Excerpts from a dataset
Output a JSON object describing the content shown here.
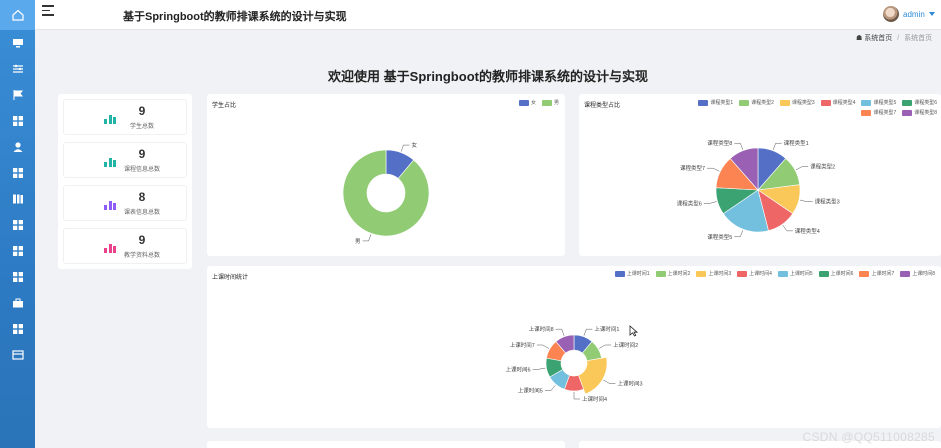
{
  "header": {
    "title": "基于Springboot的教师排课系统的设计与实现",
    "user": "admin"
  },
  "breadcrumb": {
    "home": "系统首页",
    "current": "系统首页"
  },
  "welcome": "欢迎使用 基于Springboot的教师排课系统的设计与实现",
  "sidebar": {
    "items": [
      "home-icon",
      "monitor-icon",
      "sliders-icon",
      "flag-icon",
      "grid-icon",
      "user-icon",
      "grid-icon",
      "book-icon",
      "grid-icon",
      "grid-icon",
      "grid-icon",
      "briefcase-icon",
      "grid-icon",
      "card-icon"
    ]
  },
  "stats": [
    {
      "value": "9",
      "label": "学生总数",
      "color": "#21b3a5"
    },
    {
      "value": "9",
      "label": "课程信息总数",
      "color": "#21b3a5"
    },
    {
      "value": "8",
      "label": "课表信息总数",
      "color": "#8f5cf7"
    },
    {
      "value": "9",
      "label": "教学资料总数",
      "color": "#e9428a"
    }
  ],
  "colors": {
    "accent": "#2d8ad8",
    "sidebar": "#2d7bc4"
  },
  "watermark": "CSDN @QQ511008285",
  "chart_data": [
    {
      "type": "pie",
      "variant": "donut",
      "title": "学生占比",
      "categories": [
        "女",
        "男"
      ],
      "values": [
        1,
        8
      ],
      "colors": [
        "#5470c6",
        "#91cc75"
      ],
      "legend": "top-right"
    },
    {
      "type": "pie",
      "title": "课程类型占比",
      "categories": [
        "课程类型1",
        "课程类型2",
        "课程类型3",
        "课程类型4",
        "课程类型5",
        "课程类型6",
        "课程类型7",
        "课程类型8"
      ],
      "values": [
        1,
        1,
        1,
        1,
        1.7,
        0.9,
        1.1,
        1
      ],
      "colors": [
        "#5470c6",
        "#91cc75",
        "#fac858",
        "#ee6666",
        "#73c0de",
        "#3ba272",
        "#fc8452",
        "#9a60b4"
      ],
      "legend": "top-right"
    },
    {
      "type": "pie",
      "variant": "rose-donut",
      "title": "上课时间统计",
      "categories": [
        "上课时间1",
        "上课时间2",
        "上课时间3",
        "上课时间4",
        "上课时间5",
        "上课时间6",
        "上课时间7",
        "上课时间8"
      ],
      "values": [
        1,
        1,
        2,
        1,
        1,
        1,
        1,
        1
      ],
      "colors": [
        "#5470c6",
        "#91cc75",
        "#fac858",
        "#ee6666",
        "#73c0de",
        "#3ba272",
        "#fc8452",
        "#9a60b4"
      ],
      "legend": "top-right"
    }
  ]
}
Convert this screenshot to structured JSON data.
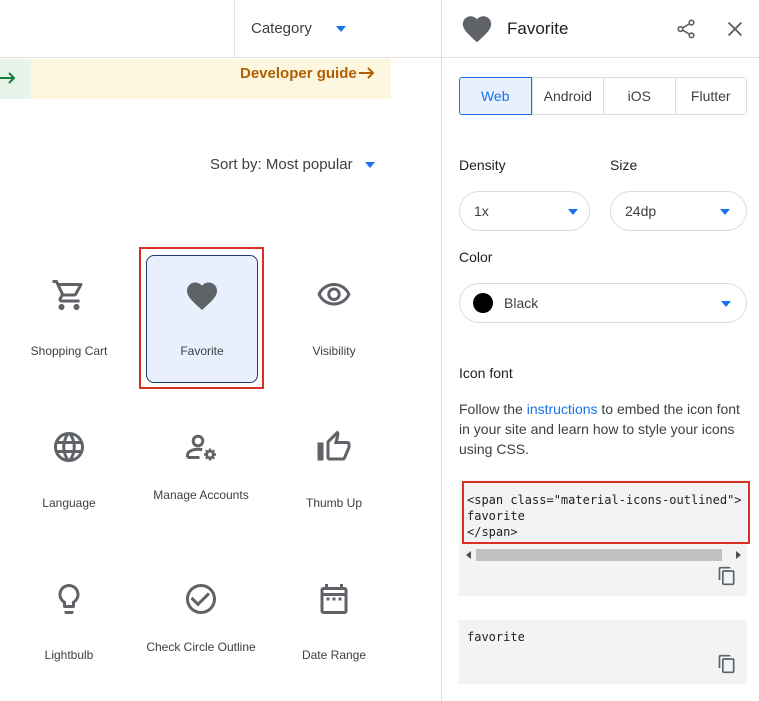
{
  "header": {
    "category_label": "Category"
  },
  "banner": {
    "developer_guide": "Developer guide"
  },
  "sort": {
    "label": "Sort by: Most popular"
  },
  "icons": [
    {
      "label": "Shopping Cart",
      "icon": "shopping-cart-icon"
    },
    {
      "label": "Favorite",
      "icon": "heart-icon",
      "selected": true
    },
    {
      "label": "Visibility",
      "icon": "eye-icon"
    },
    {
      "label": "Language",
      "icon": "globe-icon"
    },
    {
      "label": "Manage Accounts",
      "icon": "manage-accounts-icon"
    },
    {
      "label": "Thumb Up",
      "icon": "thumb-up-icon"
    },
    {
      "label": "Lightbulb",
      "icon": "lightbulb-icon"
    },
    {
      "label": "Check Circle Outline",
      "icon": "check-circle-icon"
    },
    {
      "label": "Date Range",
      "icon": "calendar-icon"
    }
  ],
  "panel": {
    "title": "Favorite",
    "tabs": [
      "Web",
      "Android",
      "iOS",
      "Flutter"
    ],
    "active_tab": "Web",
    "density_label": "Density",
    "density_value": "1x",
    "size_label": "Size",
    "size_value": "24dp",
    "color_label": "Color",
    "color_value": "Black",
    "color_hex": "#000000",
    "section_title": "Icon font",
    "desc_before": "Follow the ",
    "desc_link": "instructions",
    "desc_after": " to embed the icon font in your site and learn how to style your icons using CSS.",
    "code_snippet": "<span class=\"material-icons-outlined\">\nfavorite\n</span>",
    "code_name": "favorite"
  },
  "colors": {
    "accent": "#1a73e8",
    "icon_gray": "#5f6368",
    "highlight_red": "#d93025",
    "selected_bg": "#e8f0fe",
    "banner_yellow": "#fef7e0",
    "banner_green": "#e6f4ea",
    "guide_text": "#b06000"
  }
}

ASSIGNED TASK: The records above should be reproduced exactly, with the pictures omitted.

SOLUTION TO THE EXERCISE:
Output a JSON object describing the content shown here.
{
  "header": {
    "title": "基于Springboot的教师排课系统的设计与实现",
    "user": "admin"
  },
  "breadcrumb": {
    "home": "系统首页",
    "current": "系统首页"
  },
  "welcome": "欢迎使用 基于Springboot的教师排课系统的设计与实现",
  "sidebar": {
    "items": [
      "home-icon",
      "monitor-icon",
      "sliders-icon",
      "flag-icon",
      "grid-icon",
      "user-icon",
      "grid-icon",
      "book-icon",
      "grid-icon",
      "grid-icon",
      "grid-icon",
      "briefcase-icon",
      "grid-icon",
      "card-icon"
    ]
  },
  "stats": [
    {
      "value": "9",
      "label": "学生总数",
      "color": "#21b3a5"
    },
    {
      "value": "9",
      "label": "课程信息总数",
      "color": "#21b3a5"
    },
    {
      "value": "8",
      "label": "课表信息总数",
      "color": "#8f5cf7"
    },
    {
      "value": "9",
      "label": "教学资料总数",
      "color": "#e9428a"
    }
  ],
  "colors": {
    "accent": "#2d8ad8",
    "sidebar": "#2d7bc4"
  },
  "watermark": "CSDN @QQ511008285",
  "chart_data": [
    {
      "type": "pie",
      "variant": "donut",
      "title": "学生占比",
      "categories": [
        "女",
        "男"
      ],
      "values": [
        1,
        8
      ],
      "colors": [
        "#5470c6",
        "#91cc75"
      ],
      "legend": "top-right"
    },
    {
      "type": "pie",
      "title": "课程类型占比",
      "categories": [
        "课程类型1",
        "课程类型2",
        "课程类型3",
        "课程类型4",
        "课程类型5",
        "课程类型6",
        "课程类型7",
        "课程类型8"
      ],
      "values": [
        1,
        1,
        1,
        1,
        1.7,
        0.9,
        1.1,
        1
      ],
      "colors": [
        "#5470c6",
        "#91cc75",
        "#fac858",
        "#ee6666",
        "#73c0de",
        "#3ba272",
        "#fc8452",
        "#9a60b4"
      ],
      "legend": "top-right"
    },
    {
      "type": "pie",
      "variant": "rose-donut",
      "title": "上课时间统计",
      "categories": [
        "上课时间1",
        "上课时间2",
        "上课时间3",
        "上课时间4",
        "上课时间5",
        "上课时间6",
        "上课时间7",
        "上课时间8"
      ],
      "values": [
        1,
        1,
        2,
        1,
        1,
        1,
        1,
        1
      ],
      "colors": [
        "#5470c6",
        "#91cc75",
        "#fac858",
        "#ee6666",
        "#73c0de",
        "#3ba272",
        "#fc8452",
        "#9a60b4"
      ],
      "legend": "top-right"
    }
  ]
}
Convert this screenshot to structured JSON data.
{
  "header": {
    "category_label": "Category"
  },
  "banner": {
    "developer_guide": "Developer guide"
  },
  "sort": {
    "label": "Sort by: Most popular"
  },
  "icons": [
    {
      "label": "Shopping Cart",
      "icon": "shopping-cart-icon"
    },
    {
      "label": "Favorite",
      "icon": "heart-icon",
      "selected": true
    },
    {
      "label": "Visibility",
      "icon": "eye-icon"
    },
    {
      "label": "Language",
      "icon": "globe-icon"
    },
    {
      "label": "Manage Accounts",
      "icon": "manage-accounts-icon"
    },
    {
      "label": "Thumb Up",
      "icon": "thumb-up-icon"
    },
    {
      "label": "Lightbulb",
      "icon": "lightbulb-icon"
    },
    {
      "label": "Check Circle Outline",
      "icon": "check-circle-icon"
    },
    {
      "label": "Date Range",
      "icon": "calendar-icon"
    }
  ],
  "panel": {
    "title": "Favorite",
    "tabs": [
      "Web",
      "Android",
      "iOS",
      "Flutter"
    ],
    "active_tab": "Web",
    "density_label": "Density",
    "density_value": "1x",
    "size_label": "Size",
    "size_value": "24dp",
    "color_label": "Color",
    "color_value": "Black",
    "color_hex": "#000000",
    "section_title": "Icon font",
    "desc_before": "Follow the ",
    "desc_link": "instructions",
    "desc_after": " to embed the icon font in your site and learn how to style your icons using CSS.",
    "code_snippet": "<span class=\"material-icons-outlined\">\nfavorite\n</span>",
    "code_name": "favorite"
  },
  "colors": {
    "accent": "#1a73e8",
    "icon_gray": "#5f6368",
    "highlight_red": "#d93025",
    "selected_bg": "#e8f0fe",
    "banner_yellow": "#fef7e0",
    "banner_green": "#e6f4ea",
    "guide_text": "#b06000"
  }
}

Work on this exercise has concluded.